Few On The Same Page When It Comes To The Value of Value-Based Reimbursement
Yet another report shows that fee-for-service medicine is hard to kill. This time the culprits are a lack of faith in value-based reimbursement by clinicians and a lack of trust between providers and payers.
NEJM Catalyst released the new report, which Optum, the healthcare services business unit of UnitedHealth Group, sponsored.
NEJM Catalyst based the report on a survey of 552 healthcare leaders who work primarily at hospitals, health systems and physician organizations. The respondents fell into three types: executives, clinicians and clinical leaders.
Overall, the respondents said that 75 percent of their organization’s revenue comes from fee-for-service contracts with health plans and other payers. Only 25 percent came from VBR contracts.
That poor showing for VBR revenue mirrors the results of several other reports that we’ve cited on the 4sight Health blog. You can read about those other reports here.

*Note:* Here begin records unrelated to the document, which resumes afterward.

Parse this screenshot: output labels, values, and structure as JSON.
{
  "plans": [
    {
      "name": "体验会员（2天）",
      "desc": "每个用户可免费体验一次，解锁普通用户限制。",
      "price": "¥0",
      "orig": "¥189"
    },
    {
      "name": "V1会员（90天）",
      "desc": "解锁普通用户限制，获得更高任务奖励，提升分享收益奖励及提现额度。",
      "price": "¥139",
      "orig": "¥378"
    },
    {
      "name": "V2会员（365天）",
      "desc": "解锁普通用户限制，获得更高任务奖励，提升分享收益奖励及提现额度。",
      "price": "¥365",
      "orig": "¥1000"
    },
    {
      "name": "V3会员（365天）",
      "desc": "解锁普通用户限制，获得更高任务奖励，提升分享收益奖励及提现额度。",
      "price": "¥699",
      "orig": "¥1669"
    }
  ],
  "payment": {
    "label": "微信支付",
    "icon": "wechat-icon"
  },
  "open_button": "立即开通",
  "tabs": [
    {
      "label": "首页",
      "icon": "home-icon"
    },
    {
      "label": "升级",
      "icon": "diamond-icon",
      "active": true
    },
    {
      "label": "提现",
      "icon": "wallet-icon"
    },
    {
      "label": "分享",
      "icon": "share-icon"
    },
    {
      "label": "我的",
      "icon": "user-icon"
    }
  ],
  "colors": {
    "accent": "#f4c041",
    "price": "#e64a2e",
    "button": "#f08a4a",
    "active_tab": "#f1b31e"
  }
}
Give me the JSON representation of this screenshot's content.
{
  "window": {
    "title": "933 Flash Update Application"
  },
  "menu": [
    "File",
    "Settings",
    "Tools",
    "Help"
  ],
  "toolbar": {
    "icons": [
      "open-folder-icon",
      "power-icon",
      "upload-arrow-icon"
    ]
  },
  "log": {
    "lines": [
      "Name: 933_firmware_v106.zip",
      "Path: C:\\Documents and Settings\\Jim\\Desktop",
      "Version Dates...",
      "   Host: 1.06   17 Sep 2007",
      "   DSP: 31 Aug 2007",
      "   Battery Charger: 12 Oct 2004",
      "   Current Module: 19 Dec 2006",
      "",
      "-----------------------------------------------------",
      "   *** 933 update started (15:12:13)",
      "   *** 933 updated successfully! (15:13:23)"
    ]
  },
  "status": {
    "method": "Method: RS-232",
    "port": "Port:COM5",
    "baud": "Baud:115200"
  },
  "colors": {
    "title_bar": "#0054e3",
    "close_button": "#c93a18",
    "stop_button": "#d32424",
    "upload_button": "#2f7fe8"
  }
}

And, at least according to the NEJM Catalyst survey respondents, those percentages won’t be changing any time soon. Thirty-five percent of the respondents said their organizations won’t be transitioning to VBR for at least two to five years. Another 8 percent said it will be more than five years. And 23 percent said they didn’t even know when it would happen.
So what’s up?
Overall, 46 percent of the respondents said VBR contracts significantly improve the quality of care, and 42 percent said they significantly lower the cost of care. But the opinions varied by type of respondent. Executives were far more bullish on VBR than clinicians or clinical leaders. For example:
- 55 percent of executives said VBR contracts significantly improve the quality of patient care compared with 47 percent of clinical leaders and 38 percent of clinicians
- 50 percent of executives said VBR contracts significantly lower the cost of patient care compared with 42 percent of clinical leaders and 36 percent of clinicians
Overall, the respondents said the top three barriers to implementing VBR models were: infrastructure requirements, including information technology; changing regulation/policy; and administrative detail. In-other-words, VBR isn’t worth the hassle if you don’t believe it improves quality and lowers costs.
Another hurdle, and it’s a big one, is mistrust of private payers. Only 17 percent of the respondents said they agreed or strongly agreed with the statement “value-based care should be left to private markets rather than government.”
So, on one hand, providers don’t like the administrative burden that comes with government-run VBR programs. On-the-other-hand, providers don’t think private health insurers have the best interests of patients at heart when they run VBR programs. And, providers themselves can’t agree on whether VBR improves quality and reduces costs.
The losers, of course, in this endless wrestling match are patients who deserve better clinical outcomes, better experiences with the delivery system and all for more affordable prices. Let’s get moving.